EXERCISE DESCRIPTION:
Could you show each line of the records that contains the word "icon"?

--- DATA FOR ANALYSIS ---

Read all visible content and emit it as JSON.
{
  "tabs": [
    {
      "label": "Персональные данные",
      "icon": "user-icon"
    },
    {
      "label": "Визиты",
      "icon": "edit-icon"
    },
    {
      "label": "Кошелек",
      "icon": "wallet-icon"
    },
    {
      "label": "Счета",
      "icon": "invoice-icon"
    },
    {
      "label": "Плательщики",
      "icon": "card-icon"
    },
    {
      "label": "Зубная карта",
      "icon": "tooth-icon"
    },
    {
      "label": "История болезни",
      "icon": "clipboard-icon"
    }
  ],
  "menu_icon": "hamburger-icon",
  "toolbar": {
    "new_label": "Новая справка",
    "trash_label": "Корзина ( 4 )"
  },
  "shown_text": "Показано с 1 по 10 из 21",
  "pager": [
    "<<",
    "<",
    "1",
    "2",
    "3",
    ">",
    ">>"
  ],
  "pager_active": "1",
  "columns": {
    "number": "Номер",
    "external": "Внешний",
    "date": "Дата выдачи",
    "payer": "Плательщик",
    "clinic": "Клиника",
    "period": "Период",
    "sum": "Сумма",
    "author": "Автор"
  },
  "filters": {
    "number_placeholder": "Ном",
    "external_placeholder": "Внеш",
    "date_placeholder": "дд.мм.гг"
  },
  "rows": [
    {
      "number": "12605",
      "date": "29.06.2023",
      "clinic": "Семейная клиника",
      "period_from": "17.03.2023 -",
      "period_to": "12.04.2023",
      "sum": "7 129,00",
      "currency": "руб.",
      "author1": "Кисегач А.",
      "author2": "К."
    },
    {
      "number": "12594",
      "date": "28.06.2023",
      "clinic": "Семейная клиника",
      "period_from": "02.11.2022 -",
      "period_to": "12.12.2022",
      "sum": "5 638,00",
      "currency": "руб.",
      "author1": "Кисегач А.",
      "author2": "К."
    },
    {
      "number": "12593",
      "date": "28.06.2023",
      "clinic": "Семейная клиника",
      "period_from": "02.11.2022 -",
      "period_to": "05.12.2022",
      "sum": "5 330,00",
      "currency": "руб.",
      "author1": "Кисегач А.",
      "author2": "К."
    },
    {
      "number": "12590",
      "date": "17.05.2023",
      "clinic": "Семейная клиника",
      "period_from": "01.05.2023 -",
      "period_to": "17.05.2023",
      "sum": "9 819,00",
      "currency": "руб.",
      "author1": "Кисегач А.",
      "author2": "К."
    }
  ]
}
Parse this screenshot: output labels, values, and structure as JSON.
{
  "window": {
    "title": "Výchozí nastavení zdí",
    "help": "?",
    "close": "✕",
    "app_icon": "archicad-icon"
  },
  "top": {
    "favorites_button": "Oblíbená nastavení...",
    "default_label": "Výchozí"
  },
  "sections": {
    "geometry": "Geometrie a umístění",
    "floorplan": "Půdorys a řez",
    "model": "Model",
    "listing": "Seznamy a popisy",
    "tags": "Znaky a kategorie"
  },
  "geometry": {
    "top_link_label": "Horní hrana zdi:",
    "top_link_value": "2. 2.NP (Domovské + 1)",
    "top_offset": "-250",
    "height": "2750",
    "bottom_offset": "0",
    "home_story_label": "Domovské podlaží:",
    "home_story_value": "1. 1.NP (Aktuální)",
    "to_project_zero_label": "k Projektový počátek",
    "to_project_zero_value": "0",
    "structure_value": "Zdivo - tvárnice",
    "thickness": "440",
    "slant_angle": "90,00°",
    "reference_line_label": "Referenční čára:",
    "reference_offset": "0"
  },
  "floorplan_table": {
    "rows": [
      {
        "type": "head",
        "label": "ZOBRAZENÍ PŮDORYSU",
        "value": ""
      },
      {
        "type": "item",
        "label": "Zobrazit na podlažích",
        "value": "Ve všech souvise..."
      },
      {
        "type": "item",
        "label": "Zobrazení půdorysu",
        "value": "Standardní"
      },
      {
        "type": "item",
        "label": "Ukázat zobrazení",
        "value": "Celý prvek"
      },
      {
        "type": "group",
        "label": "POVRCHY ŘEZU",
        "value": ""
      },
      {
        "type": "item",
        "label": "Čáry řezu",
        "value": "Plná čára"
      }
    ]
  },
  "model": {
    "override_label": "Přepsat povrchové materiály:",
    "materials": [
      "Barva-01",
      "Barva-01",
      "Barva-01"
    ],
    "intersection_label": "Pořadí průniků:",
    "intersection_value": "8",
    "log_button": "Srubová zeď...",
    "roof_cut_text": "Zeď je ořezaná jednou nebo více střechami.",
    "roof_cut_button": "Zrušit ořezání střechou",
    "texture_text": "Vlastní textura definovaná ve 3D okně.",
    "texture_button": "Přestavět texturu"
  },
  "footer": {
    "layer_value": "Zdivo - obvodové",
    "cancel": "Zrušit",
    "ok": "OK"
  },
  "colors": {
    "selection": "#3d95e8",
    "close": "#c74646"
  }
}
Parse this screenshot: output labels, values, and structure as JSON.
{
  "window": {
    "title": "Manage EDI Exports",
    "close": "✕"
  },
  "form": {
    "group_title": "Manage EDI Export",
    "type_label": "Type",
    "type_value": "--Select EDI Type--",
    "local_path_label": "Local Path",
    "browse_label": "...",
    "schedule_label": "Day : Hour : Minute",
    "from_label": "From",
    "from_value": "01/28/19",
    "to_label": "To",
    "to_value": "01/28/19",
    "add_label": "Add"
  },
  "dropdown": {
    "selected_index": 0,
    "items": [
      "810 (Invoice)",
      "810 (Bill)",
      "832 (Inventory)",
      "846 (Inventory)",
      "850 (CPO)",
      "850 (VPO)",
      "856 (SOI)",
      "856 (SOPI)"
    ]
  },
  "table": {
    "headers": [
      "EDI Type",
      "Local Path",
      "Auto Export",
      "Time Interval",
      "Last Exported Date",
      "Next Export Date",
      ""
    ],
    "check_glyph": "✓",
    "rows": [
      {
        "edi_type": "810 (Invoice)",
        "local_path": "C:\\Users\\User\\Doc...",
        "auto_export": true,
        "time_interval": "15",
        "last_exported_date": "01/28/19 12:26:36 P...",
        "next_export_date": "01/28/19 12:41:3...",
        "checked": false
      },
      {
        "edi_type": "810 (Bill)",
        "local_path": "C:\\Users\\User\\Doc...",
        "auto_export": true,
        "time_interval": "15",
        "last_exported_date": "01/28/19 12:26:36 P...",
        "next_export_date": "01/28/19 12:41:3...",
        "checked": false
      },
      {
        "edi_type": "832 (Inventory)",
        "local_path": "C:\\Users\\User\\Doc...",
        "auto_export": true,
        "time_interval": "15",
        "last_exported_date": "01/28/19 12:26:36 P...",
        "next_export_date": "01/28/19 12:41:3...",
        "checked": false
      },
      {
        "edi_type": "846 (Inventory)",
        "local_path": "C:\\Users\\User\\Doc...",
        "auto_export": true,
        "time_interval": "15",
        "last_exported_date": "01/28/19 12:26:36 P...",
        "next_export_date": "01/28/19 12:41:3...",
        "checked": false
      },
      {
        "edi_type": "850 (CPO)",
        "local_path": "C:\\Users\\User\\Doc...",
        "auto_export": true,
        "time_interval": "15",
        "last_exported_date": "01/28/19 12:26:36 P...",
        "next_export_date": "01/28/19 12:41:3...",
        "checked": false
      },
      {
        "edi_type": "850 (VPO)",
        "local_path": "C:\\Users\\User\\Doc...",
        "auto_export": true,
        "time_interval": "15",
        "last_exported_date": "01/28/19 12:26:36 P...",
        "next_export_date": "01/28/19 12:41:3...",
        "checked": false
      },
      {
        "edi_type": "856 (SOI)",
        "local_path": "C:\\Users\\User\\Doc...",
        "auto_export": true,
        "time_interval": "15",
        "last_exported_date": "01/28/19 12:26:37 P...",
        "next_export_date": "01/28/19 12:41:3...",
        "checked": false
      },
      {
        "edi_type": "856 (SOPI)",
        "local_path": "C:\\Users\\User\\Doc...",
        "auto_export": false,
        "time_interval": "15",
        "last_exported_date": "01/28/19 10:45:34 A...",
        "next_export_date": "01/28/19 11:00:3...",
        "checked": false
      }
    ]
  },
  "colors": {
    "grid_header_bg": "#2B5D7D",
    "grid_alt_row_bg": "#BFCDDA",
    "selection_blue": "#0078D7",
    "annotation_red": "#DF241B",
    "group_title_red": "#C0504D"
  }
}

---

RESULT FOR THIS EXERCISE:
      "icon": "user-icon"
      "icon": "edit-icon"
      "icon": "wallet-icon"
      "icon": "invoice-icon"
      "icon": "card-icon"
      "icon": "tooth-icon"
      "icon": "clipboard-icon"
  "menu_icon": "hamburger-icon",
    "app_icon": "archicad-icon"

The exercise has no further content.